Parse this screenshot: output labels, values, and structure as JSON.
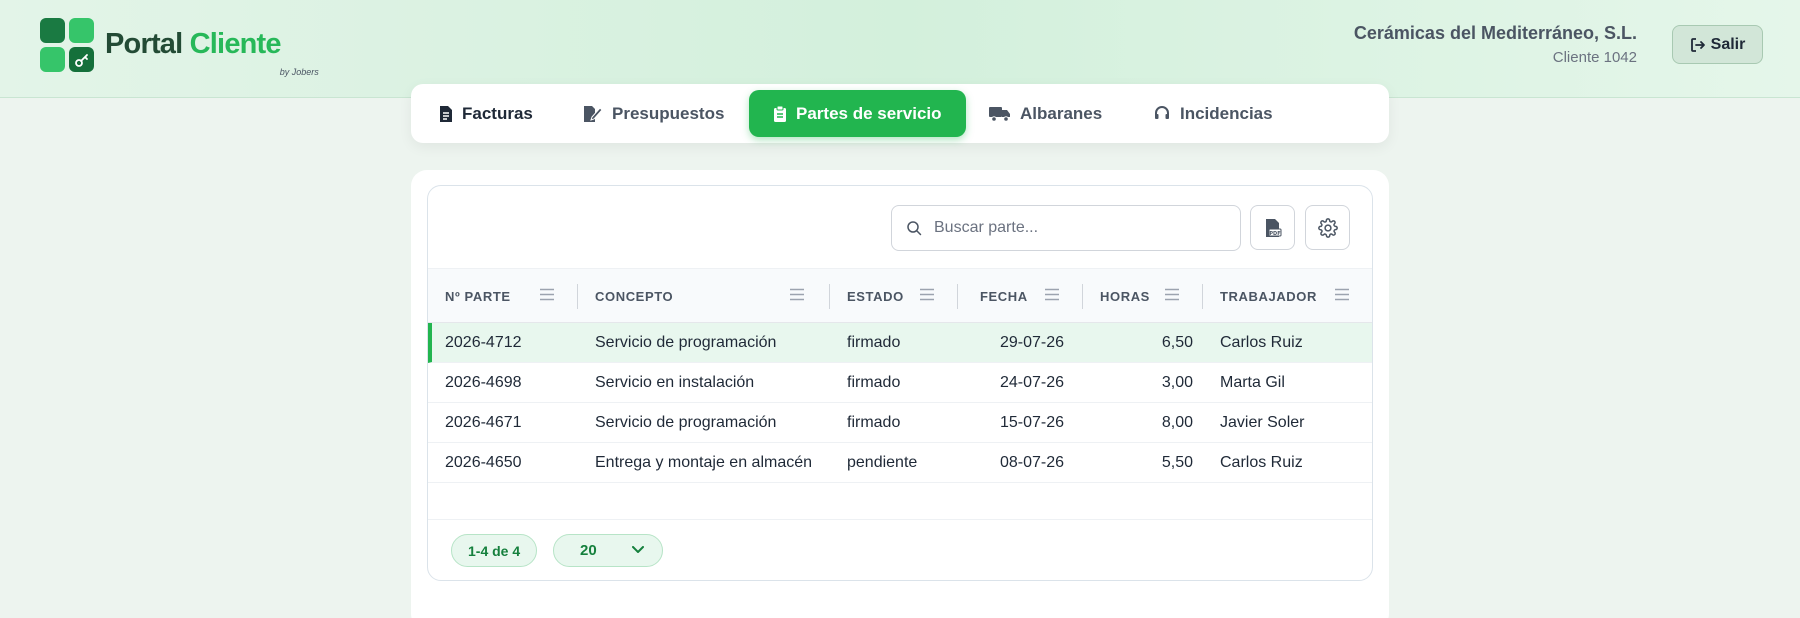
{
  "header": {
    "logo": {
      "title_part1": "Portal",
      "title_part2": "Cliente",
      "byline": "by Jobers"
    },
    "company_name": "Cerámicas del Mediterráneo, S.L.",
    "client_label": "Cliente 1042",
    "logout_label": "Salir"
  },
  "tabs": [
    {
      "label": "Facturas",
      "icon": "invoice-icon"
    },
    {
      "label": "Presupuestos",
      "icon": "quote-edit-icon"
    },
    {
      "label": "Partes de servicio",
      "icon": "clipboard-icon",
      "active": true
    },
    {
      "label": "Albaranes",
      "icon": "truck-icon"
    },
    {
      "label": "Incidencias",
      "icon": "headset-icon"
    }
  ],
  "toolbar": {
    "search_placeholder": "Buscar parte...",
    "pdf_icon": "pdf-export-icon",
    "settings_icon": "gear-icon"
  },
  "table": {
    "columns": [
      "Nº PARTE",
      "CONCEPTO",
      "ESTADO",
      "FECHA",
      "HORAS",
      "TRABAJADOR"
    ],
    "rows": [
      {
        "numero": "2026-4712",
        "concepto": "Servicio de programación",
        "estado": "firmado",
        "fecha": "29-07-26",
        "horas": "6,50",
        "trabajador": "Carlos Ruiz",
        "selected": true
      },
      {
        "numero": "2026-4698",
        "concepto": "Servicio en instalación",
        "estado": "firmado",
        "fecha": "24-07-26",
        "horas": "3,00",
        "trabajador": "Marta Gil"
      },
      {
        "numero": "2026-4671",
        "concepto": "Servicio de programación",
        "estado": "firmado",
        "fecha": "15-07-26",
        "horas": "8,00",
        "trabajador": "Javier Soler"
      },
      {
        "numero": "2026-4650",
        "concepto": "Entrega y montaje en almacén",
        "estado": "pendiente",
        "fecha": "08-07-26",
        "horas": "5,50",
        "trabajador": "Carlos Ruiz"
      }
    ]
  },
  "pagination": {
    "range_label": "1-4 de 4",
    "page_size": "20"
  },
  "colors": {
    "accent": "#22b54f",
    "brand_dark": "#234b35",
    "selected_row": "#e8f7ee"
  }
}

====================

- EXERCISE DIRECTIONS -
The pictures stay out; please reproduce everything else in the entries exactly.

- RESPONSE BOX -
Parse this screenshot: output labels, values, and structure as JSON.
{
  "header": {
    "logo": {
      "title_part1": "Portal",
      "title_part2": "Cliente",
      "byline": "by Jobers"
    },
    "company_name": "Cerámicas del Mediterráneo, S.L.",
    "client_label": "Cliente 1042",
    "logout_label": "Salir"
  },
  "tabs": [
    {
      "label": "Facturas",
      "icon": "invoice-icon"
    },
    {
      "label": "Presupuestos",
      "icon": "quote-edit-icon"
    },
    {
      "label": "Partes de servicio",
      "icon": "clipboard-icon",
      "active": true
    },
    {
      "label": "Albaranes",
      "icon": "truck-icon"
    },
    {
      "label": "Incidencias",
      "icon": "headset-icon"
    }
  ],
  "toolbar": {
    "search_placeholder": "Buscar parte...",
    "pdf_icon": "pdf-export-icon",
    "settings_icon": "gear-icon"
  },
  "table": {
    "columns": [
      "Nº PARTE",
      "CONCEPTO",
      "ESTADO",
      "FECHA",
      "HORAS",
      "TRABAJADOR"
    ],
    "rows": [
      {
        "numero": "2026-4712",
        "concepto": "Servicio de programación",
        "estado": "firmado",
        "fecha": "29-07-26",
        "horas": "6,50",
        "trabajador": "Carlos Ruiz",
        "selected": true
      },
      {
        "numero": "2026-4698",
        "concepto": "Servicio en instalación",
        "estado": "firmado",
        "fecha": "24-07-26",
        "horas": "3,00",
        "trabajador": "Marta Gil"
      },
      {
        "numero": "2026-4671",
        "concepto": "Servicio de programación",
        "estado": "firmado",
        "fecha": "15-07-26",
        "horas": "8,00",
        "trabajador": "Javier Soler"
      },
      {
        "numero": "2026-4650",
        "concepto": "Entrega y montaje en almacén",
        "estado": "pendiente",
        "fecha": "08-07-26",
        "horas": "5,50",
        "trabajador": "Carlos Ruiz"
      }
    ]
  },
  "pagination": {
    "range_label": "1-4 de 4",
    "page_size": "20"
  },
  "colors": {
    "accent": "#22b54f",
    "brand_dark": "#234b35",
    "selected_row": "#e8f7ee"
  }
}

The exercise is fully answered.